Finally on disc five, the sole production is The Birthday Party (107m28s) with Pinter stepping in front of the camera again for one of many versions of this oft-performed drama most famously made into a 1968 film by William Friedkin. Here Kenneth Cranham stars as Stanley, a pianist living at a seaside boarding house run by Meg (Joan Plowright). The arrival of strangers in the house (including Blakely again as well as a late, brief appearance by a young Julie Walters) soon turns his life upside down with an unseen boss giving an order that's never quite understood. Also on the disc is a lengthy interview, Face to Face: Harold Pinter (1997, 39m7s) with Sir Jeremy Isaacs, and a Guardian Interview that runs for 71 minutes as an audio track with the main feature.

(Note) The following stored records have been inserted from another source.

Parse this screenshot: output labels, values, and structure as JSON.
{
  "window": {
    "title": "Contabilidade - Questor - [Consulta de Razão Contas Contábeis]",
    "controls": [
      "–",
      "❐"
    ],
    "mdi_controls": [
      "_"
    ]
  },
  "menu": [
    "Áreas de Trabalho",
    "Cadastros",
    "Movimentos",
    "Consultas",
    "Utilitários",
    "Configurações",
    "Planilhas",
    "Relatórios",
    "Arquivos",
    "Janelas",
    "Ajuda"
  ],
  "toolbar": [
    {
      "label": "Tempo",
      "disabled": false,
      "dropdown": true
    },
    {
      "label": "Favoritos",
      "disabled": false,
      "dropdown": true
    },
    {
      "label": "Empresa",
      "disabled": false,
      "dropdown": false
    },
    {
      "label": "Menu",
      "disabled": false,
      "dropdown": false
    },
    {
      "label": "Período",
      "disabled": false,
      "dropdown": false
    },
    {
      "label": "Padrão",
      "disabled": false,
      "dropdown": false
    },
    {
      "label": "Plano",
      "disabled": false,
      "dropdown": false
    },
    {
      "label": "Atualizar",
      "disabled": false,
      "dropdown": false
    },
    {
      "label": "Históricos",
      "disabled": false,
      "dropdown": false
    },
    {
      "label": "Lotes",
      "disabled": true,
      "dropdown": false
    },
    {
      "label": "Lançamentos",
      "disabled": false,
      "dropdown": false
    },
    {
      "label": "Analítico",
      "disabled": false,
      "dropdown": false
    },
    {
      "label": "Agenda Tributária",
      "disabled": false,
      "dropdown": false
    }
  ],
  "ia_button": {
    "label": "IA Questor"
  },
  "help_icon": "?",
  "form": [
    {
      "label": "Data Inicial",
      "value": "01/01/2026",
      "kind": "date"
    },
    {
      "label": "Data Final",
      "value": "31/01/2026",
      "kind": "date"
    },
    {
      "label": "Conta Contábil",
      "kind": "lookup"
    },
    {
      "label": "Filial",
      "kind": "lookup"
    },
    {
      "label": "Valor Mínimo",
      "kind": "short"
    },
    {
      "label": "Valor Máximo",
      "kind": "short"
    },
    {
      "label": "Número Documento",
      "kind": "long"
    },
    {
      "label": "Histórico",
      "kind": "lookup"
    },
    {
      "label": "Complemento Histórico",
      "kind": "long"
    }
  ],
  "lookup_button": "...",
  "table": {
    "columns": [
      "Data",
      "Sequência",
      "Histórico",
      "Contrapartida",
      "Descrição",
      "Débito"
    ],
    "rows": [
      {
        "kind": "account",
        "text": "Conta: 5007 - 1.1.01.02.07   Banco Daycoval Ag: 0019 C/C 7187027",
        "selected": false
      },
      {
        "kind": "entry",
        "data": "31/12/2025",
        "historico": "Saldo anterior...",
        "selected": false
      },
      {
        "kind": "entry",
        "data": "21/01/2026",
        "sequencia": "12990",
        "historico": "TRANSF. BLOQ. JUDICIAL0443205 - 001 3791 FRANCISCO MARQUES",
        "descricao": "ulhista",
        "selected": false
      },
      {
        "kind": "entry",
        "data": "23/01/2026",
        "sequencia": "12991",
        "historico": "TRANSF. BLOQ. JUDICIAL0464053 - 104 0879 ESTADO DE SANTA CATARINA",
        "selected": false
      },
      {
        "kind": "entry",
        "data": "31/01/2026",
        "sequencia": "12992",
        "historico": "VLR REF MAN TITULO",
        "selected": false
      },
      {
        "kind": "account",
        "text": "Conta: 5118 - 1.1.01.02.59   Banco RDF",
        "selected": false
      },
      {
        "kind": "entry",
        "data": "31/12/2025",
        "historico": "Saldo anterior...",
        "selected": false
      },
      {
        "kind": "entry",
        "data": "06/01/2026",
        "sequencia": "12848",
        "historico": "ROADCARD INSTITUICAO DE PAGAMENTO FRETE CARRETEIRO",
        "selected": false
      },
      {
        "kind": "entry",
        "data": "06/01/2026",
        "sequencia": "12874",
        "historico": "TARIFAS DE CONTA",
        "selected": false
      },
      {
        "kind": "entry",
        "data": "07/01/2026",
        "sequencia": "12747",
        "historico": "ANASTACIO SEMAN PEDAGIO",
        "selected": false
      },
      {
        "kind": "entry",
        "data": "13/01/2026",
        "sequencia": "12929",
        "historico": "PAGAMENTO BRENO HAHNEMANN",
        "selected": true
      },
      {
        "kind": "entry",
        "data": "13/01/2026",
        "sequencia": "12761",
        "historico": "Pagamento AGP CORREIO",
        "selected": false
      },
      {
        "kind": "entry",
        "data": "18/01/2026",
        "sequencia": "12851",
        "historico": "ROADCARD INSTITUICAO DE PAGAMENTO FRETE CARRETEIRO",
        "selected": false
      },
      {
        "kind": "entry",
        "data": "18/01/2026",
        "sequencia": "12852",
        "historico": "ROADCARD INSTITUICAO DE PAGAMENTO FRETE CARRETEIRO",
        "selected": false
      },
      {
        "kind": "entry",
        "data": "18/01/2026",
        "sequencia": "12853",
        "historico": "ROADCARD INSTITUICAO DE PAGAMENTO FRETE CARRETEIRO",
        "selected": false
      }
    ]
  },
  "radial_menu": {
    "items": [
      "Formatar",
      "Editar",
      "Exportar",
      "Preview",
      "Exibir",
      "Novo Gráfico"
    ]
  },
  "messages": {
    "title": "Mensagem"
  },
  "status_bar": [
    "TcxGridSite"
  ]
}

Each title in the set is obviously dependent on the existing source and the technical specs, which also makes this a bit of a tour through the different ways audiences experienced BBC productions over the years. From kinescope to monochrome video to color video, it's an accurate replication of the original viewing experience with the PAL speed also conforming to the original intended running speed. The extensive booklet enclosed with the set is recommended as well including a "Pinter and Television" essay by Michael Billington and individual studies of the productions by Billy Smart, Amanda Wrigley, Lez Cooke, John Wyver, and David Rolinson, offering an astute balance of critical insight and history touching on everything from the influence of Proust to the impact of broadcast times and the public responses given to the BBC.
Reviewed on February 13, 2019.